Les Paul has had such a staggeringly huge influence over the way American popular music sounds today that many tend to overlook his significant impact upon the jazz world. Before his attention was diverted toward recording multi-layered hits for the pop market, he made his name as a brilliant jazz guitarist whose exposure on coast-to-coast radio programs guaranteed a wide audience of susceptible young musicians. Heavily influenced by Django Reinhardt at first, Paul eventually developed an astonishingly fluid, hard-swinging style of his own, one that featured extremely rapid runs, fluttered and repeated single notes, and chunking rhythm support, mixing in country & western licks and humorous crowd-pleasing effects. No doubt his brassy style gave critics a bad time, but the gregarious, garrulous Paul didn't much care; he was bent on showing his audiences a good time.

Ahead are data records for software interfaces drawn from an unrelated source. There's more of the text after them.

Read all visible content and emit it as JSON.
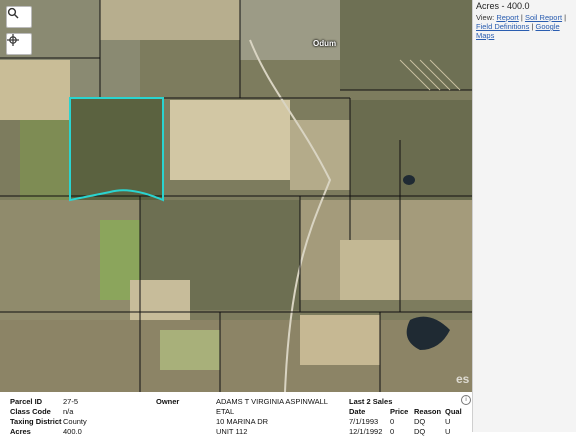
{
  "map": {
    "town_label": "Odum",
    "watermark": "es",
    "selected_outline_color": "#2ad4d0"
  },
  "controls": {
    "zoom_icon": "magnifier-icon",
    "locate_icon": "crosshair-icon"
  },
  "sidebar": {
    "acres_label": "Acres - 400.0",
    "view_prefix": "View:",
    "links": [
      "Report",
      "Soil Report",
      "Field Definitions",
      "Google Maps"
    ]
  },
  "parcel": {
    "labels": {
      "parcel_id": "Parcel ID",
      "class_code": "Class Code",
      "taxing_district": "Taxing District",
      "acres": "Acres",
      "owner": "Owner",
      "last_sales": "Last 2 Sales"
    },
    "values": {
      "parcel_id": "27-5",
      "class_code": "n/a",
      "taxing_district": "County",
      "acres": "400.0",
      "owner_line1": "ADAMS T VIRGINIA ASPINWALL",
      "owner_line2": "ETAL",
      "owner_line3": "10 MARINA DR",
      "owner_line4": "UNIT 112"
    },
    "sales_headers": [
      "Date",
      "Price",
      "Reason",
      "Qual"
    ],
    "sales": [
      {
        "date": "7/1/1993",
        "price": "0",
        "reason": "DQ",
        "qual": "U"
      },
      {
        "date": "12/1/1992",
        "price": "0",
        "reason": "DQ",
        "qual": "U"
      }
    ]
  }
}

Though he couldn't read music, Paul had a magnificent ear and innate sense of structure, conceiving complete arrangements entirely in his head before he set them down track by track on disc or tape. Even on his many pop hits for Capitol in the late '40s and early '50s, one can always hear a jazz sensibility at work in the rapid lead solo lines and bluesy bent notes -- and no one could close a record as suavely as Les. And of course, his early use of the electric guitar and pioneering experiments with multitrack recording, guitar design and electronic effects devices have filtered down to countless jazz musicians. Among the jazzers who acknowledge his influence are George Benson, Al DiMeola, Stanley Jordan (whose neck-tapping sound is very reminiscent of Paul's records), Pat Martino and Bucky Pizzarelli.